This research will adhere to the Philippine National Ethical Guidelines for Health and Health-related Research 2017.26 This study is an observational, cohort study and will not allocate any type of intervention. The medical records of the identified patients will be reviewed retrospectively. To protect the privacy of the participant, the data collection forms will not contain any information (ie, names and institutional patient number) that could determine the identity of the patients. A sequential code will be recorded for each patient in the following format: AAA-BBB where AAA will pertain to the three-digit code randomly assigned to each study site; BBB will pertain to the sequential case number assigned by each study site.

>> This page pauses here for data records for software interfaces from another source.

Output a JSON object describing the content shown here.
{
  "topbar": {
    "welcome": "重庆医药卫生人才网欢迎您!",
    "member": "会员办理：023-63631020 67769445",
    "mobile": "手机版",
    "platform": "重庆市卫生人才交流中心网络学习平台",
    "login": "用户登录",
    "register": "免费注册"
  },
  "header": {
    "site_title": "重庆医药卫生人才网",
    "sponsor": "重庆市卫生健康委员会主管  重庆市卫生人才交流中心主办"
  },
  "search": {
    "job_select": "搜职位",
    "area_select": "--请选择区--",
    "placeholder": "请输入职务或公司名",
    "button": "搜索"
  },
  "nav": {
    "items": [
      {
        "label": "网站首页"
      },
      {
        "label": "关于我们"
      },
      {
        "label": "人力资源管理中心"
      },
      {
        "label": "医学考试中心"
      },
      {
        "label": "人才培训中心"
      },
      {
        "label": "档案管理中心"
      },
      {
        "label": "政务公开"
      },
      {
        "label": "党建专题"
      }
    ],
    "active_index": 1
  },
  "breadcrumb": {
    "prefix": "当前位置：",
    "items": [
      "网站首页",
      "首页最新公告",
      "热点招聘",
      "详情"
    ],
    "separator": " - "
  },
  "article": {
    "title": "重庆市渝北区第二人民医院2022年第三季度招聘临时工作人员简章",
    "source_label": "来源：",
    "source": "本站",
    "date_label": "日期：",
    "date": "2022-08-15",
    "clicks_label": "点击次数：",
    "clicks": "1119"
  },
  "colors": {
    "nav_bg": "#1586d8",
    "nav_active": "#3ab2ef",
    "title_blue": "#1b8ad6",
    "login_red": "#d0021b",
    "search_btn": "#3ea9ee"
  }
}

Each participating centre will designate a password-protected laptop for data collection; the password is known only to the study site.
This protocol was approved by the following institutional review boards: Single Joint Research Ethics Board of the DOH, Philippines (SJREB-2020-24); Asian Hospital and Medical Center, Muntinlupa City (2020- 010-A); Baguio General Hospital and Medical Center (BGHMC), Baguio City (BGHMC-ERC-2020-13); Cagayan Valley Medical Center (CVMC), Tuguegarao City; Capitol Medical Center, Quezon City; Cardinal Santos Medical Center (CSMC), San Juan City (CSMC REC 2020-020); Chong Hua Hospital, Cebu City (IRB 2420–04); De La Salle Medical and Health Sciences Institute (DLSMHSI), Cavite (2020-23-02-A); East Avenue Medical Center (EAMC), Quezon City (EAMC IERB 2020-38); Jose R. Reyes Memorial Medical Center, Manila; Jose B. Lingad Memorial Regional Hospital, San Fernando, Pampanga; Dr. Jose N. Rodriguez Memorial Hospital, Caloocan City; Lung Center of the Philippines (LCP), Quezon City (LCP-CT-010–2020); Manila Doctors Hospital, Manila (MDH IRB 2020-006); Makati Medical Center, Makati City (MMC IRB 2020–054); Manila Medical Center, Manila (MMERC 2020-09); Northern Mindanao Medical Center, Cagayan de Oro City (025-2020); Quirino Memorial Medical Center (QMMC), Quezon City (QMMC REB GCS 2020-28); Ospital ng Makati, Makati City; University of the Philippines – Philippine General Hospital (UP-PGH), Manila (2020-314-01 SJREB); Philippine Heart Center, Quezon City; Research Institute for Tropical Medicine, Muntinlupa City (RITM IRB 2020-16); San Lazaro Hospital, Manila; San Juan De Dios Educational Foundation Inc – Hospital, Pasay City (SJRIB 2020-0006); Southern Isabela Medical Center, Santiago City (2020-03); Southern Philippines Medical Center (SPMC), Davao City (P20062001); St. Luke’s Medical Center, Quezon City (SL-20116); St. Luke’s Medical Center, Bonifacio Global City, Taguig City (SL-20116); Southern Philippines Medical Center, Davao City; The Medical City, Pasig City; University of Santo Tomas Hospital, Manila (UST-REC-2020-04-071-MD); University of the East Ramon Magsaysay Memorial Medical Center, Inc, Quezon City (0835/E/2020/063); Veterans Memorial Medical Center (VMMC), Quezon City (VMMC-2020-025) and Vicente Sotto Memorial Medical Center, Cebu City (VSMMC-REC-O-2020–048).
The dissemination of results will be conducted through scientific/medical conferences and through journal publication. Only the aggregate results of the study shall be disseminated. The lay versions of the results may be provided on request.
This protocol was registered in the ClinicalTrials.gov website. It has received technical review board approvals from the Department of Neurosciences, Philippine General Hospital and College of Medicine, University of the Philippines Manila, from the Cardinal Santos Medical Center (San Juan City) and from the Research Center for Clinical Epidemiology and Biostatistics, De La Salle Medical and Health Sciences Institute (Dasmariñas, Cavite).